> What you will do: Look through the lines below and extract each one that contains "false".

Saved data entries
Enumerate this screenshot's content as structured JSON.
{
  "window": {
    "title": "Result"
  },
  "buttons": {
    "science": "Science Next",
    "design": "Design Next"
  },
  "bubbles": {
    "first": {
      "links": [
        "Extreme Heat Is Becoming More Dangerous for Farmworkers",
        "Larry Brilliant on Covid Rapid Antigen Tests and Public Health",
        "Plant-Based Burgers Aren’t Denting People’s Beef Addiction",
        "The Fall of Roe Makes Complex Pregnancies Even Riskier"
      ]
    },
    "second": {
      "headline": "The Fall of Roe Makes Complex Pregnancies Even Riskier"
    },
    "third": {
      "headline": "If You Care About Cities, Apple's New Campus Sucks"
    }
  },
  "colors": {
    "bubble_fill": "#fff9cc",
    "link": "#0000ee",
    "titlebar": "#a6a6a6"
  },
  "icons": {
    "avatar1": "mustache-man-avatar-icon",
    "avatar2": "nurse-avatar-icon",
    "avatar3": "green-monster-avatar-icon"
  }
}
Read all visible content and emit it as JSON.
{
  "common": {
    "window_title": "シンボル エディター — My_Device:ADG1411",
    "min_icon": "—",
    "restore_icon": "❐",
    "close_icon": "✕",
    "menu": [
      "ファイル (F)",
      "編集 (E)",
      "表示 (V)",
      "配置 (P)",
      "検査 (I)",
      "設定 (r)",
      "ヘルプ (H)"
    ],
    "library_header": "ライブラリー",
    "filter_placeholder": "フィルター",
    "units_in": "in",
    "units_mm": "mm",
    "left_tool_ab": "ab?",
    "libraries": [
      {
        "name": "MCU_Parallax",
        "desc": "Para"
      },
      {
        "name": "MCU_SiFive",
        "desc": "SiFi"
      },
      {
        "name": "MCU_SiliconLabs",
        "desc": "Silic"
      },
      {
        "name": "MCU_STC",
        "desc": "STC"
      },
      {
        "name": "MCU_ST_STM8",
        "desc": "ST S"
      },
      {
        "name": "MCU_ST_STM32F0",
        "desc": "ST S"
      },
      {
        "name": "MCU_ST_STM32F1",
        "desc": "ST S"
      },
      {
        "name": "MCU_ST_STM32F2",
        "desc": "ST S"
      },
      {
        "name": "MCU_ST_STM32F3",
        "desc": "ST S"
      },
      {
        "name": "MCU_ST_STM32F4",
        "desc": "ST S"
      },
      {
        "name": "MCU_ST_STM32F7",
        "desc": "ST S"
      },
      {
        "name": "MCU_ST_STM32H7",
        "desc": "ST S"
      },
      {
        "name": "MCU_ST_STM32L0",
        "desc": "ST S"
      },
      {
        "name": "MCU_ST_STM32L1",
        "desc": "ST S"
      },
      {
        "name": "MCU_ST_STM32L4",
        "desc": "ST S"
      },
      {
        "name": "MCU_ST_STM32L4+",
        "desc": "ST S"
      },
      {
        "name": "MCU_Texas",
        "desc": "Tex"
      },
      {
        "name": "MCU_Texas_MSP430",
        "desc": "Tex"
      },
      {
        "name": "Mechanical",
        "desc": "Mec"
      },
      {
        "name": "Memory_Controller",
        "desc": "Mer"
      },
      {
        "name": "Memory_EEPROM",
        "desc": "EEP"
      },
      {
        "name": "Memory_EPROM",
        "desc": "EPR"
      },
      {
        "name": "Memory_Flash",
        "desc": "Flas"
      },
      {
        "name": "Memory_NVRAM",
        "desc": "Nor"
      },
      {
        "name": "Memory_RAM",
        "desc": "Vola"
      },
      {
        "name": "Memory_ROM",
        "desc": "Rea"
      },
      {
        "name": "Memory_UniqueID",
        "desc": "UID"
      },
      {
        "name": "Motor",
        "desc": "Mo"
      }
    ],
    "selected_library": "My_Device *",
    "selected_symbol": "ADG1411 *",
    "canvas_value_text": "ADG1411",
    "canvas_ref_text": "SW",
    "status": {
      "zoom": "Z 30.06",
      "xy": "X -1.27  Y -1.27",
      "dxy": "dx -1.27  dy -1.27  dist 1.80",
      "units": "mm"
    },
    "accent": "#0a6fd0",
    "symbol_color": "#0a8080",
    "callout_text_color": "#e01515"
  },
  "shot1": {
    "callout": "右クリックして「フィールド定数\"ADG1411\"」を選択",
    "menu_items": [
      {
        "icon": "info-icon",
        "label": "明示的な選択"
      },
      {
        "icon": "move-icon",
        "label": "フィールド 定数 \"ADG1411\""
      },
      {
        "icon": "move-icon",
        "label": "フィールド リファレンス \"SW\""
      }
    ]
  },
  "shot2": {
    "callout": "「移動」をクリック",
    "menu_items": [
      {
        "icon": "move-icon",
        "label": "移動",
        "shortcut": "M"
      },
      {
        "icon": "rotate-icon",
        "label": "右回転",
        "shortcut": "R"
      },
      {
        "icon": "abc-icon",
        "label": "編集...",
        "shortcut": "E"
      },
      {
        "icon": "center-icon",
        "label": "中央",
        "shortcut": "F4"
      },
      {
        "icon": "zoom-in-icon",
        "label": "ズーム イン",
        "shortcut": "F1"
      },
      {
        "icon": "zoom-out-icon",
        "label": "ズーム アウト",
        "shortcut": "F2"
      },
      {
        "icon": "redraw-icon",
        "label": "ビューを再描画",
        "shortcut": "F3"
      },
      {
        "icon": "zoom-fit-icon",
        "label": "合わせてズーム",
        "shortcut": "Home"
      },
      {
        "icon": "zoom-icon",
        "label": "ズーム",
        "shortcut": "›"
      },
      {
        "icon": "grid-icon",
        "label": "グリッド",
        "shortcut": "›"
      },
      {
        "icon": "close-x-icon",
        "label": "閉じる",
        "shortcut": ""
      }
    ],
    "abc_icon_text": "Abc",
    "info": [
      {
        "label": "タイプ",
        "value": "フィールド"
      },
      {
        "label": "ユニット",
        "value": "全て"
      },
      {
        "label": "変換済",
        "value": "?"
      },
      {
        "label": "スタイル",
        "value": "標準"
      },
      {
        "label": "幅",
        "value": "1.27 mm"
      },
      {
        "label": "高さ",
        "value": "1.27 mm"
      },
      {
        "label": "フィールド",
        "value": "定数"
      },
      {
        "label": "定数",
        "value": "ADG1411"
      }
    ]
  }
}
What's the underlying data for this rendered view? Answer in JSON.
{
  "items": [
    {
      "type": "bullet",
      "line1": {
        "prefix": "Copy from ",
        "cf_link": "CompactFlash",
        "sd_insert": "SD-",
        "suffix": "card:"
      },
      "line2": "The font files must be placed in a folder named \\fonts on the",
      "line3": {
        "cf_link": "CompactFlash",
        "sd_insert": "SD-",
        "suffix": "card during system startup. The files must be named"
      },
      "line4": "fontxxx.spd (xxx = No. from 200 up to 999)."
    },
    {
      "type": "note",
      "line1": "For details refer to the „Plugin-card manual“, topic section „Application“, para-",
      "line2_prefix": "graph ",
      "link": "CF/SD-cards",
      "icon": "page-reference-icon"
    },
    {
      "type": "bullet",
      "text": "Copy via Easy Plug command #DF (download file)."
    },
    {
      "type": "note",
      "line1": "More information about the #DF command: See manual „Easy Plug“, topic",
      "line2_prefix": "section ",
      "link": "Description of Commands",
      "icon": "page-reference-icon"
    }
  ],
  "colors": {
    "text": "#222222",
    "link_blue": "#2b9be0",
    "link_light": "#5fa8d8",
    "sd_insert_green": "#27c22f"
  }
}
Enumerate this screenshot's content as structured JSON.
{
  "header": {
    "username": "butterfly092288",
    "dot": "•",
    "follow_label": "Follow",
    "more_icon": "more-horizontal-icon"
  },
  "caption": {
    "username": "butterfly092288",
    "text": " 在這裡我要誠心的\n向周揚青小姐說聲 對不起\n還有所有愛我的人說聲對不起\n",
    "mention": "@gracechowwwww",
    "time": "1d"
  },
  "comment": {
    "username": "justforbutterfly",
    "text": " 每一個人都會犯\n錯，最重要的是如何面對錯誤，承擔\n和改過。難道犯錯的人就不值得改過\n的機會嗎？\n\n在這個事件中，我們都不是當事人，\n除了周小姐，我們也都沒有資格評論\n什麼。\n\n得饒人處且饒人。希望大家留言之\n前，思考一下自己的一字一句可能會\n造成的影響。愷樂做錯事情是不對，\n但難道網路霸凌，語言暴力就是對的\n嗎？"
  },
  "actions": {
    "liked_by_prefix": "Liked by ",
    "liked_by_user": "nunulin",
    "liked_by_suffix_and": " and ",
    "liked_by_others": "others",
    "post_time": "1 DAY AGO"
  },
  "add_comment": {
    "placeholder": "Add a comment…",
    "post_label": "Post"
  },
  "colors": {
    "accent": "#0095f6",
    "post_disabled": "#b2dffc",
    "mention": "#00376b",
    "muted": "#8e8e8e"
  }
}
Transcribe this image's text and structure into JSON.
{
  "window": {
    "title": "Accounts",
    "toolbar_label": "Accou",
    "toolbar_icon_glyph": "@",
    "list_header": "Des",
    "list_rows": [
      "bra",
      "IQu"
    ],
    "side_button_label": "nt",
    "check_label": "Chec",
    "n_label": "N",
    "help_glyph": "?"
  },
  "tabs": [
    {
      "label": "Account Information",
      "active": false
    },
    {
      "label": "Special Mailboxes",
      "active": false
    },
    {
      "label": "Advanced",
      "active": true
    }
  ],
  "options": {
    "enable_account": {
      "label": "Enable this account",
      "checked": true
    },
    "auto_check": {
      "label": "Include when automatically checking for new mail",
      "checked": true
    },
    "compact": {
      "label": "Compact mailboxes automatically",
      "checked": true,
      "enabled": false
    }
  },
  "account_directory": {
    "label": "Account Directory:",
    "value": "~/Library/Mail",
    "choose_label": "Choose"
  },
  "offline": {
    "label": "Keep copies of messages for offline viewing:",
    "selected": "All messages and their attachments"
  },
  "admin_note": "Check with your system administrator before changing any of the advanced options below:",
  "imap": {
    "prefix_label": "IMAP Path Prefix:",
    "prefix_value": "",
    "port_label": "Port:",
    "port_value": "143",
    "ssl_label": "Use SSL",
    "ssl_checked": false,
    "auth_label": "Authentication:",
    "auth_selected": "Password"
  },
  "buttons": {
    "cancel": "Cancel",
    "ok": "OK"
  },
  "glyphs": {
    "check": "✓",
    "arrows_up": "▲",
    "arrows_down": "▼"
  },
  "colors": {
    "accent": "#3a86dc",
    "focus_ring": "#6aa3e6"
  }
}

> Response area:
      "active": false
      "active": false
      "enabled": false
    "ssl_checked": false,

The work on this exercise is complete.